GIVEN DATA:
______

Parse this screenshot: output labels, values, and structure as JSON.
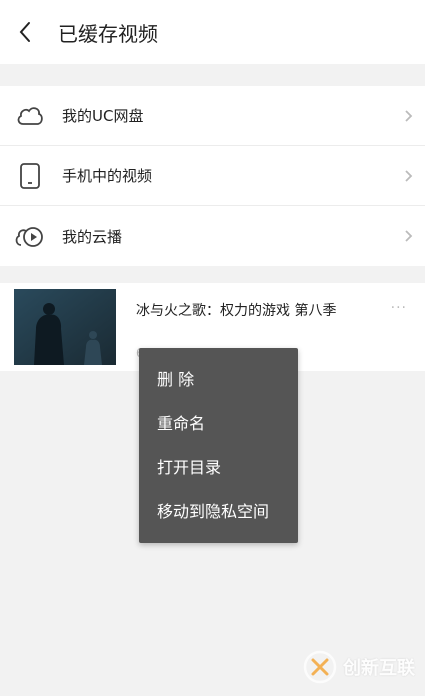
{
  "header": {
    "title": "已缓存视频",
    "back_icon": "chevron-left-icon"
  },
  "menu": {
    "items": [
      {
        "label": "我的UC网盘",
        "icon": "cloud-icon"
      },
      {
        "label": "手机中的视频",
        "icon": "phone-icon"
      },
      {
        "label": "我的云播",
        "icon": "cloud-play-icon"
      }
    ]
  },
  "video": {
    "title": "冰与火之歌：权力的游戏 第八季",
    "subtitle": "6",
    "more": "···"
  },
  "context_menu": {
    "items": [
      "删 除",
      "重命名",
      "打开目录",
      "移动到隐私空间"
    ]
  },
  "watermark": {
    "text": "创新互联"
  },
  "colors": {
    "menu_bg": "#555555",
    "page_bg": "#f2f2f2",
    "chevron": "#bbbbbb"
  }
}
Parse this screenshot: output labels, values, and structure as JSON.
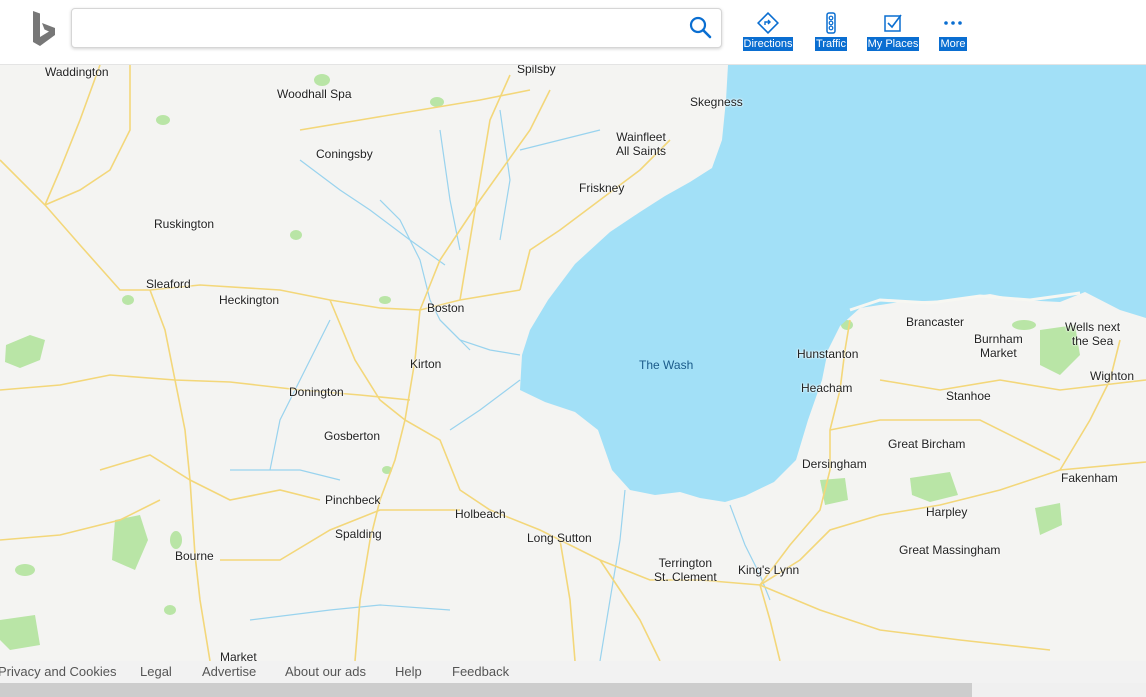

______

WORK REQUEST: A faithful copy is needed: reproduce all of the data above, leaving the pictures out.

WRITTEN RESPONSE:
Parse this screenshot: output labels, values, and structure as JSON.
{
  "header": {
    "title": "已缓存视频",
    "back_icon": "chevron-left-icon"
  },
  "menu": {
    "items": [
      {
        "label": "我的UC网盘",
        "icon": "cloud-icon"
      },
      {
        "label": "手机中的视频",
        "icon": "phone-icon"
      },
      {
        "label": "我的云播",
        "icon": "cloud-play-icon"
      }
    ]
  },
  "video": {
    "title": "冰与火之歌：权力的游戏 第八季",
    "subtitle": "6",
    "more": "···"
  },
  "context_menu": {
    "items": [
      "删 除",
      "重命名",
      "打开目录",
      "移动到隐私空间"
    ]
  },
  "watermark": {
    "text": "创新互联"
  },
  "colors": {
    "menu_bg": "#555555",
    "page_bg": "#f2f2f2",
    "chevron": "#bbbbbb"
  }
}
Parse this screenshot: output labels, values, and structure as JSON.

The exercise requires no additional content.